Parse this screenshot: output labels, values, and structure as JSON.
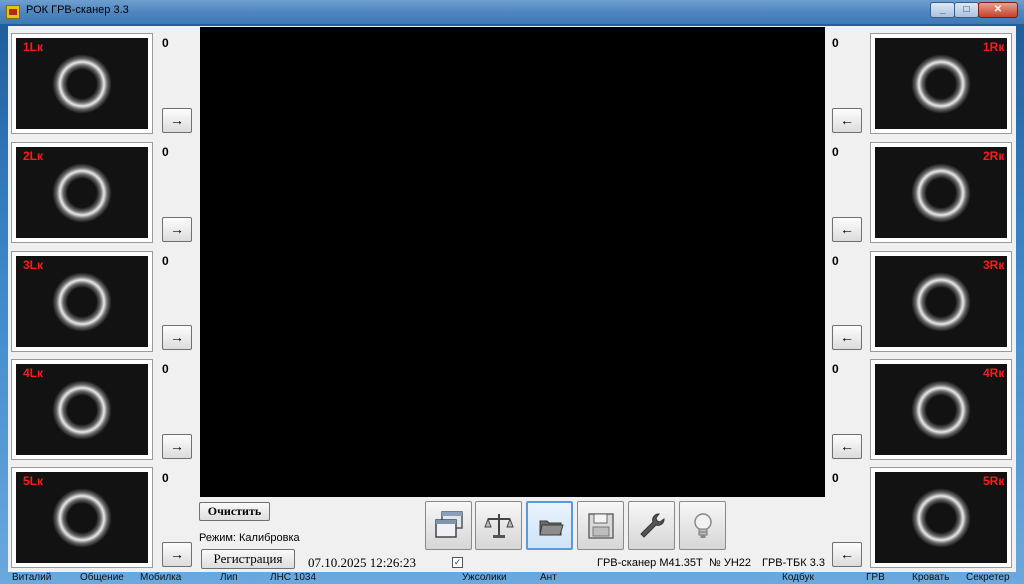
{
  "window": {
    "title": "РОК ГРВ-сканер 3.3"
  },
  "left_thumbs": [
    {
      "label": "1Lк",
      "value": "0"
    },
    {
      "label": "2Lк",
      "value": "0"
    },
    {
      "label": "3Lк",
      "value": "0"
    },
    {
      "label": "4Lк",
      "value": "0"
    },
    {
      "label": "5Lк",
      "value": "0"
    }
  ],
  "right_thumbs": [
    {
      "label": "1Rк",
      "value": "0"
    },
    {
      "label": "2Rк",
      "value": "0"
    },
    {
      "label": "3Rк",
      "value": "0"
    },
    {
      "label": "4Rк",
      "value": "0"
    },
    {
      "label": "5Rк",
      "value": "0"
    }
  ],
  "icons": {
    "arrow_right": "→",
    "arrow_left": "←",
    "check": "✓"
  },
  "controls": {
    "clear_label": "Очистить",
    "mode_text": "Режим: Калибровка",
    "register_label": "Регистрация",
    "datetime": "07.10.2025 12:26:23"
  },
  "toolbar": [
    {
      "name": "windows-icon"
    },
    {
      "name": "scales-icon"
    },
    {
      "name": "folder-icon"
    },
    {
      "name": "save-icon"
    },
    {
      "name": "wrench-icon"
    },
    {
      "name": "lightbulb-icon"
    }
  ],
  "status": {
    "device": "ГРВ-сканер М41.35Т",
    "number": "№ УН22",
    "version": "ГРВ-ТБК 3.3"
  },
  "taskbar": [
    "Виталий",
    "Общение",
    "Мобилка",
    "Лип",
    "ЛНС 1034",
    "Ужсолики",
    "Ант",
    "Кодбук",
    "ГРВ",
    "Кровать",
    "Секретер"
  ],
  "colors": {
    "thumb_label": "#ff1a1a",
    "viewer_bg": "#000000"
  }
}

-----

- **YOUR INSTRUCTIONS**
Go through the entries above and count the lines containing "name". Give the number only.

- **RESPONSE TO THIS EXERCISE**
6